Combatting the Affordability Crisis Through Transit
Inflation is a top concern for Canadians. As of November 2022, the total Consumer Price Index reached 6.8%, a slight decrease from its peak of 8.1% in June, the highest since the early 1980s. Decreased purchasing power has a disproportionate impact on low-income individuals.
One area where the impact of inflation can be particularly felt is in the cost of transportation. As the cost of fuel and other vehicle expenses rise, it becomes more expensive for Canadians to own and operate a car. This can be a burden for those who rely on a car for their daily commute or for running errands.
One solution is reliable, sustainable, and affordable public transit. It’s cost-effective, environmentally friendly, and reduces the need for individuals to own and operate their own vehicles.
To ensure that public transit can provide a meaningful economic benefit to Canadian communities feeling the crunch of inflation, it’s important that systems have sufficient operating funds to keep transit running so it’s there for riders.
There are several ways to make public transit more reliable, sustainable, and affordable. Operational funding is crucial for keeping service running on time and on schedule. State of good repair maintenance is needed to update aging vehicles/infrastructure. Finally, as our population continues to grow, there is a need for system expansion, such as adding new infrastructure and transit routes.
How should we go about funding these critical investments? Without sufficient operating funds, municipal transit systems will struggle to maintain service levels, impacting the most vulnerable and marginalized populations as well as creating potential safety concerns for riders. Frequent and reliable service are necessary factors to promote broader economic recovery and the return to work that public transit is intended to support. For transit to provide a meaningful benefit to communities, service must be frequent, reliable and affordable for those using it.
Increasing fares can be counterproductive if our goal is greater affordability, especially for Canadians who already feel squeezed by inflation. With support from all levels of government, we can explore options to implementing fare discounts for low-income individuals or families.
Finally, it’s important to make public transit more accessible for all Canadians, including those with disabilities. This could involve investing in accessible buses and trains, as well as providing information and support for individuals with disabilities who use public transit.

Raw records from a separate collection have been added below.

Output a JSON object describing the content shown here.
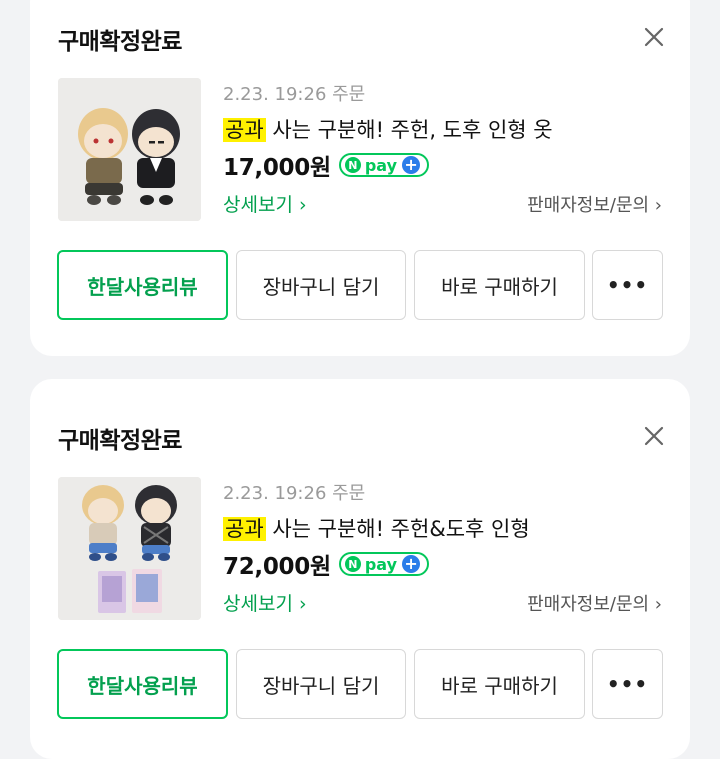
{
  "orders": [
    {
      "status": "구매확정완료",
      "order_date": "2.23. 19:26 주문",
      "title_highlight": "공과",
      "title_rest": " 사는 구분해! 주헌, 도후 인형 옷",
      "price": "17,000원",
      "npay": {
        "n": "N",
        "text": "pay",
        "plus": "+"
      },
      "detail_link": "상세보기 ›",
      "seller_link": "판매자정보/문의 ›",
      "buttons": {
        "review": "한달사용리뷰",
        "cart": "장바구니 담기",
        "buy": "바로 구매하기",
        "more": "•••"
      }
    },
    {
      "status": "구매확정완료",
      "order_date": "2.23. 19:26 주문",
      "title_highlight": "공과",
      "title_rest": " 사는 구분해! 주헌&도후 인형",
      "price": "72,000원",
      "npay": {
        "n": "N",
        "text": "pay",
        "plus": "+"
      },
      "detail_link": "상세보기 ›",
      "seller_link": "판매자정보/문의 ›",
      "buttons": {
        "review": "한달사용리뷰",
        "cart": "장바구니 담기",
        "buy": "바로 구매하기",
        "more": "•••"
      }
    }
  ],
  "colors": {
    "accent": "#03c75a",
    "highlight": "#fff100",
    "npay_plus": "#2b7de9",
    "background": "#f2f3f5"
  },
  "icons": {
    "close": "close-icon"
  }
}
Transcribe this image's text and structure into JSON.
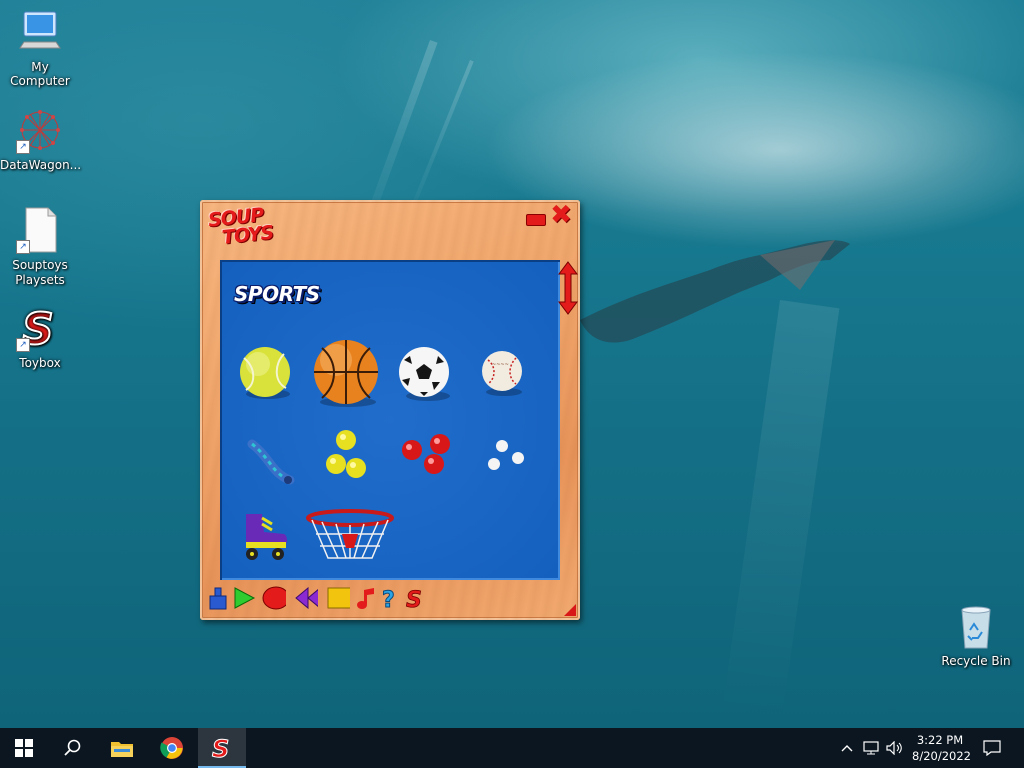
{
  "desktop": {
    "icons": [
      {
        "label": "My Computer",
        "icon": "computer-icon"
      },
      {
        "label": "DataWagon...",
        "icon": "datawagon-molecule-icon"
      },
      {
        "label": "Souptoys\nPlaysets",
        "icon": "document-icon"
      },
      {
        "label": "Toybox",
        "icon": "souptoys-s-logo-icon"
      }
    ],
    "recycle_bin": {
      "label": "Recycle Bin",
      "icon": "recycle-bin-icon"
    }
  },
  "app": {
    "logo_line1": "SOUP",
    "logo_line2": "TOYS",
    "panel_title": "SPORTS",
    "accent_color": "#e31b1b",
    "panel_color": "#1565c8",
    "toys": [
      {
        "name": "tennis ball",
        "icon": "tennis-ball-icon"
      },
      {
        "name": "basketball",
        "icon": "basketball-icon"
      },
      {
        "name": "soccer ball",
        "icon": "soccer-ball-icon"
      },
      {
        "name": "baseball",
        "icon": "baseball-icon"
      },
      {
        "name": "skipping rope",
        "icon": "rope-icon"
      },
      {
        "name": "yellow balls",
        "icon": "yellow-balls-icon"
      },
      {
        "name": "red balls",
        "icon": "red-balls-icon"
      },
      {
        "name": "white balls",
        "icon": "white-balls-icon"
      },
      {
        "name": "roller skate",
        "icon": "roller-skate-icon"
      },
      {
        "name": "basketball hoop",
        "icon": "basketball-hoop-icon"
      }
    ],
    "toolbar": [
      "save-icon",
      "play-icon",
      "record-icon",
      "rewind-icon",
      "stop-icon",
      "music-icon",
      "help-icon",
      "souptoys-s-icon"
    ]
  },
  "taskbar": {
    "items": [
      "windows-start-icon",
      "search-icon",
      "file-explorer-icon",
      "chrome-icon",
      "souptoys-app-icon"
    ],
    "tray": [
      "chevron-up-icon",
      "network-icon",
      "volume-icon"
    ],
    "time": "3:22 PM",
    "date": "8/20/2022",
    "notification_icon": "notification-icon"
  }
}
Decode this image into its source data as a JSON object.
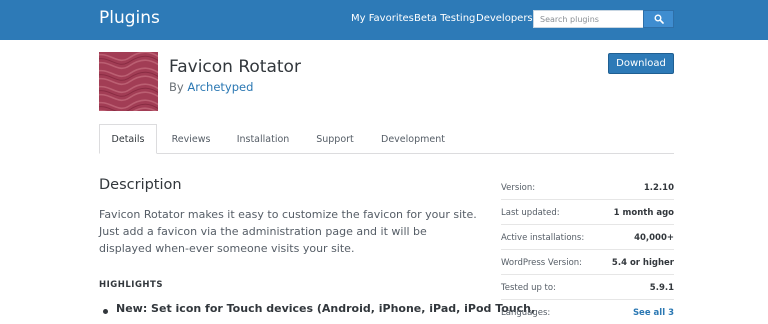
{
  "header": {
    "brand": "Plugins",
    "nav": [
      "My Favorites",
      "Beta Testing",
      "Developers"
    ],
    "search_placeholder": "Search plugins",
    "search_icon": "magnifier-icon",
    "background_color": "#2d7ab7"
  },
  "plugin": {
    "title": "Favicon Rotator",
    "by_prefix": "By",
    "author": "Archetyped",
    "download_label": "Download",
    "icon": "wavy-pattern-icon",
    "icon_color": "#a23d55"
  },
  "tabs": [
    "Details",
    "Reviews",
    "Installation",
    "Support",
    "Development"
  ],
  "active_tab": "Details",
  "description": {
    "heading": "Description",
    "text": "Favicon Rotator makes it easy to customize the favicon for your site. Just add a favicon via the administration page and it will be displayed when-ever someone visits your site.",
    "highlights_heading": "HIGHLIGHTS",
    "highlights": [
      "New: Set icon for Touch devices (Android, iPhone, iPad, iPod Touch,"
    ]
  },
  "meta": [
    {
      "label": "Version:",
      "value": "1.2.10"
    },
    {
      "label": "Last updated:",
      "value": "1 month ago"
    },
    {
      "label": "Active installations:",
      "value": "40,000+"
    },
    {
      "label": "WordPress Version:",
      "value": "5.4 or higher"
    },
    {
      "label": "Tested up to:",
      "value": "5.9.1"
    },
    {
      "label": "Languages:",
      "value": "See all 3"
    }
  ]
}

When all levels of government invest in public transit, it can be made more affordable and accessible for all Canadians. This can help to ease the burden of rising transportation costs and improve quality of life.